• Firms are bypassing Hong Kong: The trend of foreign firms heading directly to the mainland was accelerated by China’s 2000 accession to the WTO. Companies that go directly to mainland China market without sufficient due diligence, however, often face higher costs and longer delays than if they had first engaged a Hong Kong-based intermediary.
• Pearl River Delta Slowdown: Contraction in the global economy caused weakness in the Chinese export sector, including for Hong Kong-owned factories in Southern China/Pearl River Delta. This led to a marked decline in cargo shipments through the Hong Kong port and airport. The nascent global economic recovery as of the end of 2009 was expected to generate only slower-thannormal growth rates in the economies of Hong Hong’s significant trading partners, with the possible exception of China.

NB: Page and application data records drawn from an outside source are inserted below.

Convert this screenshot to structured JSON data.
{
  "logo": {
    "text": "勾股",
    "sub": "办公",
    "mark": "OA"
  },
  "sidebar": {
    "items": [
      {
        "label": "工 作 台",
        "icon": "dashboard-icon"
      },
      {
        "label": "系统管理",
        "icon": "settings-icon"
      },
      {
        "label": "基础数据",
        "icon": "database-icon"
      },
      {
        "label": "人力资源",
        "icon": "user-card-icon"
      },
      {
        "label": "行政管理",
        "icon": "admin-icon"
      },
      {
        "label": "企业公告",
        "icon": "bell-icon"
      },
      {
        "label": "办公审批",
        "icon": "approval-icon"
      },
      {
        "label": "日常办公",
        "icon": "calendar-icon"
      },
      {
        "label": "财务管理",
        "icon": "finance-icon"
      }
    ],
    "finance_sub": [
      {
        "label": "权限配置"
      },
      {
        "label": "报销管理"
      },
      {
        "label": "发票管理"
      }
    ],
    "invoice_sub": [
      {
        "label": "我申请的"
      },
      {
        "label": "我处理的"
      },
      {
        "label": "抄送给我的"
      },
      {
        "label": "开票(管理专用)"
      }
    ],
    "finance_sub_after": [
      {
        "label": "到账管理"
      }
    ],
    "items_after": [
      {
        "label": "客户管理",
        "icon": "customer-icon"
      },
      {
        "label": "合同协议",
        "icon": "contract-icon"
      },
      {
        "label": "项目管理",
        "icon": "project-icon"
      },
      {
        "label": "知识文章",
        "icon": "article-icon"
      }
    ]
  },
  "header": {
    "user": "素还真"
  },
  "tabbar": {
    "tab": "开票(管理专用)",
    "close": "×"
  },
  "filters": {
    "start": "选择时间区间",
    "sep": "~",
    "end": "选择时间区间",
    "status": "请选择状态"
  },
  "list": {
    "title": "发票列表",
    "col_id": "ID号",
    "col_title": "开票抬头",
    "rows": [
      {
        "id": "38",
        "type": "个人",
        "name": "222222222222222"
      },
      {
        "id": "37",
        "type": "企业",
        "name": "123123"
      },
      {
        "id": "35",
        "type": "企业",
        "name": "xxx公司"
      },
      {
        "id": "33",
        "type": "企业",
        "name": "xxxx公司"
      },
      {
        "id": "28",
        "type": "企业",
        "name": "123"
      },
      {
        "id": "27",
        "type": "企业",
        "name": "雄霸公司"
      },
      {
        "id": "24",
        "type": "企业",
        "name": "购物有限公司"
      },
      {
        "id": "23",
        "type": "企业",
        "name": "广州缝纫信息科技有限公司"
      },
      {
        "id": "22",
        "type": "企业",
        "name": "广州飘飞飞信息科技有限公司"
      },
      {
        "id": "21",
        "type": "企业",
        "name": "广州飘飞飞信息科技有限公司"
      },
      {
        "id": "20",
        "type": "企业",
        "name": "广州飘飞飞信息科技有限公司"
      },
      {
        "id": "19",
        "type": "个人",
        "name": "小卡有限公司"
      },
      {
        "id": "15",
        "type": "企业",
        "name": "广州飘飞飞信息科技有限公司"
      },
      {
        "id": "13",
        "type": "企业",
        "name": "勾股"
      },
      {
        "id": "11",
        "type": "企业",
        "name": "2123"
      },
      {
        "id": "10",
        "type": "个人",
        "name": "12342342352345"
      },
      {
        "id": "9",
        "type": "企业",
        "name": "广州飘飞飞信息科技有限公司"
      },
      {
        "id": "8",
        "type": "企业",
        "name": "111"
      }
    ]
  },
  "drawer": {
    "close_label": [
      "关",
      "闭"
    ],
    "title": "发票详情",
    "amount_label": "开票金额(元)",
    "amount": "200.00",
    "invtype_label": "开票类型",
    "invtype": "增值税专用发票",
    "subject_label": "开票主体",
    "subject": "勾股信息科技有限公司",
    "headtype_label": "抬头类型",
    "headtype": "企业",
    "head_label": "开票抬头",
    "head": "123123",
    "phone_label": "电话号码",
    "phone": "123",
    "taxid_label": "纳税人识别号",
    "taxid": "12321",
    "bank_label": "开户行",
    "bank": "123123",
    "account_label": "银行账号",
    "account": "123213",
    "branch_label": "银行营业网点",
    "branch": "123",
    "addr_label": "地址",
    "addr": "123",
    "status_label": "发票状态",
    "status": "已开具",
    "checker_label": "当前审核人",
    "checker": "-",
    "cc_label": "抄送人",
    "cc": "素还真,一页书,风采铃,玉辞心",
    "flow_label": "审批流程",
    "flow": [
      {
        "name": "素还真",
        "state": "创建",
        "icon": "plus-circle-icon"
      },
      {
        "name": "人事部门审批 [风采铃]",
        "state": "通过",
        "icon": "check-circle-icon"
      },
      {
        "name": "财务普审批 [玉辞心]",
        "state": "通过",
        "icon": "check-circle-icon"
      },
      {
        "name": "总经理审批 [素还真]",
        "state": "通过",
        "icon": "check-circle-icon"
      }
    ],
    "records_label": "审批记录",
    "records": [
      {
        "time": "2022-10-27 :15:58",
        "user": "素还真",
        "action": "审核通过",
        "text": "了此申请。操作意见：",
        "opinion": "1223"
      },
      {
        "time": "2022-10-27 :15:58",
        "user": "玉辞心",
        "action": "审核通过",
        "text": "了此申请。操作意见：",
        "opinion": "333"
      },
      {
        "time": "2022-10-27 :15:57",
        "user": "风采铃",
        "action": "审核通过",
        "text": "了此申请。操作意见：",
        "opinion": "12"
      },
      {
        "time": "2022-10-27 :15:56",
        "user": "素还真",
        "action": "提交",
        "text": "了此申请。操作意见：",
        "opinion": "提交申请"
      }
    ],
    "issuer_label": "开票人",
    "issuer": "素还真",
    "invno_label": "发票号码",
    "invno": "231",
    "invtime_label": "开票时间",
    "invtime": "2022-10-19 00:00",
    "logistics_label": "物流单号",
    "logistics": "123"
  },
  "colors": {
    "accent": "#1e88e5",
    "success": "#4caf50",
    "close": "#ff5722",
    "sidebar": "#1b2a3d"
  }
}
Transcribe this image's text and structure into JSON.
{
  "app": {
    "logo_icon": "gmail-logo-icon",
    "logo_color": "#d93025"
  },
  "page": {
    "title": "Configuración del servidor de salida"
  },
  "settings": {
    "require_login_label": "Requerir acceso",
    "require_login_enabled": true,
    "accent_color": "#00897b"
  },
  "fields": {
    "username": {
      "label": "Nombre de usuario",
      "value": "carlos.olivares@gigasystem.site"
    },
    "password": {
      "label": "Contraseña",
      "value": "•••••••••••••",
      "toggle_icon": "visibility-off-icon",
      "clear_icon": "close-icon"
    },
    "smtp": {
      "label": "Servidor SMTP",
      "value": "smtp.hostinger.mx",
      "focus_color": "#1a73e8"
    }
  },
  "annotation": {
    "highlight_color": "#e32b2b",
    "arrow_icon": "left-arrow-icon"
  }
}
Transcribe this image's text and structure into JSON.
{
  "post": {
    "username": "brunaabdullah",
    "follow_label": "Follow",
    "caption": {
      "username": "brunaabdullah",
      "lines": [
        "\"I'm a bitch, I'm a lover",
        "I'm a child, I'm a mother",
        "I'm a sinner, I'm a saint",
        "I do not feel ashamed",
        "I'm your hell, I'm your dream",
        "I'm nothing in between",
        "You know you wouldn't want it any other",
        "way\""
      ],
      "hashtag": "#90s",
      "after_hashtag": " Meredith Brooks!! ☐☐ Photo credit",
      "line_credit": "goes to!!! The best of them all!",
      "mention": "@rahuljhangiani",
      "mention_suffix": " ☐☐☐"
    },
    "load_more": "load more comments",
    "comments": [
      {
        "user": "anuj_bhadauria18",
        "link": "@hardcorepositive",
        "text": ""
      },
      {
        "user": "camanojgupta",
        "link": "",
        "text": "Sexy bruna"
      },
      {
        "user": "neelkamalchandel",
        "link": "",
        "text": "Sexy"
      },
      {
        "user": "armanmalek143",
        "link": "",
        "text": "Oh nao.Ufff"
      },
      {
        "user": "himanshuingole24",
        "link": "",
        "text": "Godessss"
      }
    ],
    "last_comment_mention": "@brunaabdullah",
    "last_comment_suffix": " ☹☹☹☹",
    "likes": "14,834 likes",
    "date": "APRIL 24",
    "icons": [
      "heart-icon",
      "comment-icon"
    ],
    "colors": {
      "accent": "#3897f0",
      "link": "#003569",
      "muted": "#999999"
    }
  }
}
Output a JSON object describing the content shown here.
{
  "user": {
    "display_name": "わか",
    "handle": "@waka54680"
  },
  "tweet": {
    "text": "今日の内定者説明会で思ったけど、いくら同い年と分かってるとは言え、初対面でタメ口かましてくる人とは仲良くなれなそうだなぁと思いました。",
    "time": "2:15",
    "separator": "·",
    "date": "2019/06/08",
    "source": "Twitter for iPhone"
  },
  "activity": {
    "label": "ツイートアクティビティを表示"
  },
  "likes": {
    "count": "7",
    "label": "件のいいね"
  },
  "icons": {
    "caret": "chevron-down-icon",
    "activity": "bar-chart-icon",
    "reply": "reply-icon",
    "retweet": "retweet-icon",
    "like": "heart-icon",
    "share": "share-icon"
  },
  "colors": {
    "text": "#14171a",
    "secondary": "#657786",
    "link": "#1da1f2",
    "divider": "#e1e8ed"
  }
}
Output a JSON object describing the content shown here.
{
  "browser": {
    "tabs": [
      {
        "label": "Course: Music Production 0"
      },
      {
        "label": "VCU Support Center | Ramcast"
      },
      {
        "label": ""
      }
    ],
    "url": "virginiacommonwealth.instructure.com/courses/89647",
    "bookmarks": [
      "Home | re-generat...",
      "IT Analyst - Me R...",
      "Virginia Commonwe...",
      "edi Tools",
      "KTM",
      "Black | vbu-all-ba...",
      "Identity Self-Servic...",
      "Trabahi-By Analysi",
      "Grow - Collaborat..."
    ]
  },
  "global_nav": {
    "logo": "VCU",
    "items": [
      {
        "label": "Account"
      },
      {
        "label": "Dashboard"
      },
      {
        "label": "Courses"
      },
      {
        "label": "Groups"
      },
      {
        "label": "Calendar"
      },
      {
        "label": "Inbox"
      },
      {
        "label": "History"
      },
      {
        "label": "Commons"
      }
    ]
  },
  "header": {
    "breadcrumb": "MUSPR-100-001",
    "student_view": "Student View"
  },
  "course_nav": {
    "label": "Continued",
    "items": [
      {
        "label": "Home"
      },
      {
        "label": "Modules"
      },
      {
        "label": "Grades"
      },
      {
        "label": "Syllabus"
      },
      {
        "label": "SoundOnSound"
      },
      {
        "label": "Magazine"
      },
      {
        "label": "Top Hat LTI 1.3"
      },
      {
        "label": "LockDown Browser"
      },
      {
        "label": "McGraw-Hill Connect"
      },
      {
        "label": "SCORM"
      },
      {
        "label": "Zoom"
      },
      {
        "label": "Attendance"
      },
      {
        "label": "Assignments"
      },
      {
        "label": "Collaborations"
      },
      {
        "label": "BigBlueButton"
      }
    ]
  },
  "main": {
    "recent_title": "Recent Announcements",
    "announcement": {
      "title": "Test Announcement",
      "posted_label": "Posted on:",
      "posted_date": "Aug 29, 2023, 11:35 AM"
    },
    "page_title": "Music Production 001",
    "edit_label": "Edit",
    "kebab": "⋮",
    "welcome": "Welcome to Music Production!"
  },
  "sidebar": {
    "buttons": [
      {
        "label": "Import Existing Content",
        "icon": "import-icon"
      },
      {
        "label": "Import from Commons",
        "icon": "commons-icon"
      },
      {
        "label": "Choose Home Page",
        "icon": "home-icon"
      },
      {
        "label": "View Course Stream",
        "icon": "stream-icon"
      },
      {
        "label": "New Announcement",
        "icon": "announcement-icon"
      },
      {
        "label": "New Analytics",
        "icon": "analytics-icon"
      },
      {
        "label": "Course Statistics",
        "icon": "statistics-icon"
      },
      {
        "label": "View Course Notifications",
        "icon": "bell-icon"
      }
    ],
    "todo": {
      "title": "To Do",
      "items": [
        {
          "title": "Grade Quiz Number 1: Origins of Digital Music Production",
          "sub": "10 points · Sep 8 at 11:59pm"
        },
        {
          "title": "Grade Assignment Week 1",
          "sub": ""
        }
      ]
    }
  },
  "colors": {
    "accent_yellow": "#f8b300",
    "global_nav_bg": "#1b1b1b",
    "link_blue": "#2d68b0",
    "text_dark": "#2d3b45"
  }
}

• Hong Kong public infrastructure works valued at over US$16 billion are in various stages of planning or execution, including: Hong Kong International Airport Expansion Plan, Kai Tak Airport Redevelopment, Tourism Infrastructure and City Improvement, West Kowloon Cultural District, Hong Kong University Campus Expansion, enhancement of Ocean Park, Harbor Area Treatment Scheme, the Hong Kong-Macau-Zhuhai Bridge, multiple subway and light rail lines, and the Guangzhou-Shenzhen-Hong Kong Express Rail Link. The Hong Kong Government will likely continue its acceleration of spending on major infrastructure projects as part of its plan to counteract the economic downturn.
• Excellent prospects for U.S. suppliers: Leading export sectors for U.S. firms include electronic components, medical equipment and pharmaceuticals, environmental technologies, green building products and services, aviation and airport equipment, transportation infrastructure, safety and security equipment, financial services, education and training services, travel- and tourism-related services, retail, and consumer goods such as packaged food, wine, cosmetics, and toiletries.
• Hong Kong-based Procurement: Hong Kong is home to a large number of procurement agents and purchasing offices. U.S. suppliers who take time to investigate these networks will find that many purchasing decisions for major projects and conglomerates in Macau, mainland China or other economies are made in Hong Kong. In addition, over 20 percent of all Hong Kong Government procurement contracts were awarded to U.S. firms in 2009.
Market Entry Strategy
• Hong Kong agents and distributors can increase sales of U.S. products in both Hong Kong and mainland China. Given mainland China's size and diversity, it is usually advantageous to work with different agents for different regions of mainland China. Hong Kong-based agents and distributors usually include Macau and Southern China in their coverage territory, and often have networks to other major regions in mainland China.
• Hong Kong firms are eager to work with serious exporters. U.S. firms can show commitment to success in this market by using metric measurements, providing Chinese-language materials, responding quickly to inquiries, meeting relevant standards, and visiting the market for first-hand understanding and relationship building.
• Companies considering entering this market should understand Hong Kong's fast-paced business climate. Decisions are made quickly. Firms must respond immediately to inquiries or risk losing opportunities to faster-moving competitors.